I remember that most of the famous guest speakers – this was before sports legends had agents and started to demand a large fee to show up, and way before teams like the Mariners got uppity and you had to go through many hoops to get anybody to come over – were startled to discover the group they were speaking to should have had the initials AAA instead of BAR, although BAR fitted the group, too.

Don’t get me wrong. The BAR membership were all good people who just relished meeting the famous in sports and were proud to belong to an organization that took an active part in making the local sports community better.

Linc Perry was a doozy. Linc was deeply imbedded in the local sports community from a very early age and always had ideas that he would like to see implemented. He was pushy beyond pushy and rubbed many people the wrong way. But he had a good heart and meant well.

I may have told this before, but I was, and still am, a grinder sportswriter. In the early years of my sports writing career I worked very hard in the office, and away from the office. I was in tune with just about anything sports and liked talking by phone to local coaches and kids in the sports community. In fact, I still enjoy talking to them on the phone‑ it’s that one-on-one thing again for me.

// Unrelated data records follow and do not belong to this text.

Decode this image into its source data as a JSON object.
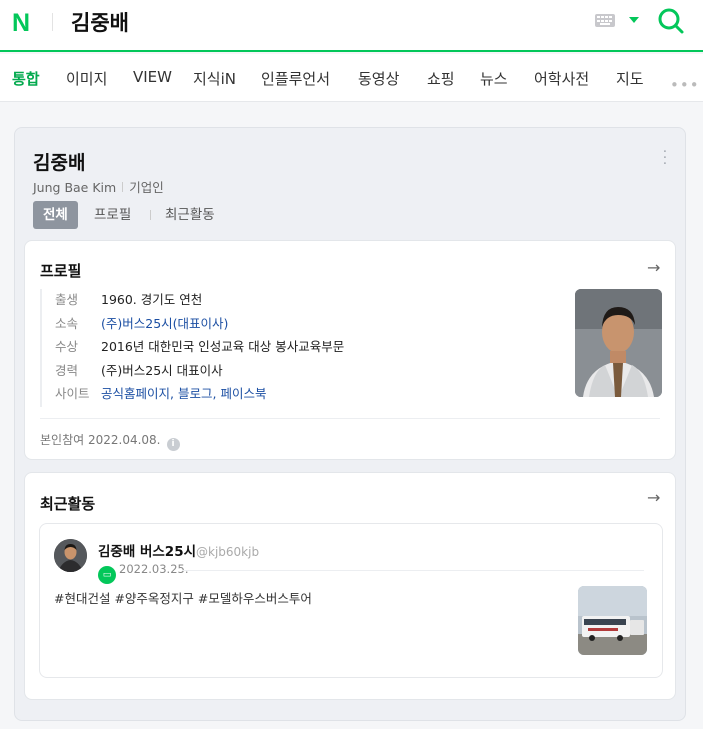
{
  "header": {
    "logo": "N",
    "query": "김중배"
  },
  "tabs": [
    "통합",
    "이미지",
    "VIEW",
    "지식iN",
    "인플루언서",
    "동영상",
    "쇼핑",
    "뉴스",
    "어학사전",
    "지도"
  ],
  "more": "•••",
  "profile": {
    "name": "김중배",
    "romanized": "Jung Bae Kim",
    "occupation": "기업인",
    "subtabs": [
      "전체",
      "프로필",
      "최근활동"
    ]
  },
  "profile_card": {
    "title": "프로필",
    "rows": [
      {
        "label": "출생",
        "value": "1960. 경기도 연천"
      },
      {
        "label": "소속",
        "value": "(주)버스25시(대표이사)"
      },
      {
        "label": "수상",
        "value": "2016년 대한민국 인성교육 대상 봉사교육부문"
      },
      {
        "label": "경력",
        "value": "(주)버스25시 대표이사"
      }
    ],
    "site_label": "사이트",
    "sites": [
      "공식홈페이지",
      "블로그",
      "페이스북"
    ],
    "footer": "본인참여 2022.04.08."
  },
  "activity_card": {
    "title": "최근활동",
    "post": {
      "author": "김중배 버스25시",
      "handle": "@kjb60kjb",
      "date": "2022.03.25.",
      "text": "#현대건설 #양주옥정지구 #모델하우스버스투어"
    }
  },
  "colors": {
    "accent": "#03c75a",
    "link": "#1c4fa3"
  }
}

So when the rest of the sports department – and at one time there was seven of us (now the paper has three, and one works 30 hours) – were out in the field or elsewhere having a little R&R, I usually was alone in the office grinding away at all the things needed, including all the high school statistics for football, baseball and basketball.

As a result, I got to answer the sports phone. And I took a lot of calls from Linc. He had an office just up the street from the paper on Pacific and liked to dial our office with an idea he wanted us to act upon.

I would answer his calls and he always asked for the sports editor first and then go on down the line until he finally realized I was the only one in the office. With that, Linc would hang up. He didn’t want to talk to me and throw his ideas my way, and that was too painfully obvious.

This went on for nearly a year. Linc would call and start asking for all the people who were in the sports department besides me. Then he would hang up with he didn’t get anybody.

I fumed over this. Steam would be coming out of my ears. Finally, after about a year, I got up enough courage to confront Linc. Linc, I said, I’m here. I can’t remember what Linc said, but in the future if he didn’t get the pay grade above me, he would talk to me. It was only then that I realized I had asked for something I really didn’t need. I had work to do and didn’t have time to talk to Linc.

Of course, Linc died a long time ago, and now I wish I could talk to him. He had a lot of good ideas. His persistence just was too much for many people. He refused to take no for an answer. Now, I would love to hear his voice again.

Elling Simonsen was part of the sports department. Elling was our outdoor writer and a fun guy to be around, although he constantly was smoking (this was way before you couldn’t smoke inside a building). Elling was a retired fireman who worked on what was called a B-Low contract. I still don’t know what that is, although he certainly had plenty of time out of the office. He was always at some lake fishing or just driving around or visiting with a buddy somewhere.

He was not much of a writer. I think I was even better than he was. And that was saying something. And he seemed to have complete control of his job, which made me jealous.

I started helping negotiate union contracts once we got the union into the newsroom in 1973. It didn’t take me too long to be flippant during negotiations one day when I said, “I would love to have Elling’s job.”

Gene Gisley, then the editor of the paper, shocked me by quickly responding, “No, you don’t I want that job.”

Elling, too, is gone. Long gone. I think he smoked himself to death. I remember being at his house in east Bremerton one time and smoke hung over everything (his wife smoked too). I think I can still smell the smoke, and it’s been probably 35 years since I was there.

I’m running a little long on this. I’ll pick it up from here the next time I sit down in front of my computer. In the meantime, if your phone rings it’s probably Linc.

Be well pal.

Be careful out there.

Have a great day.

You are loved.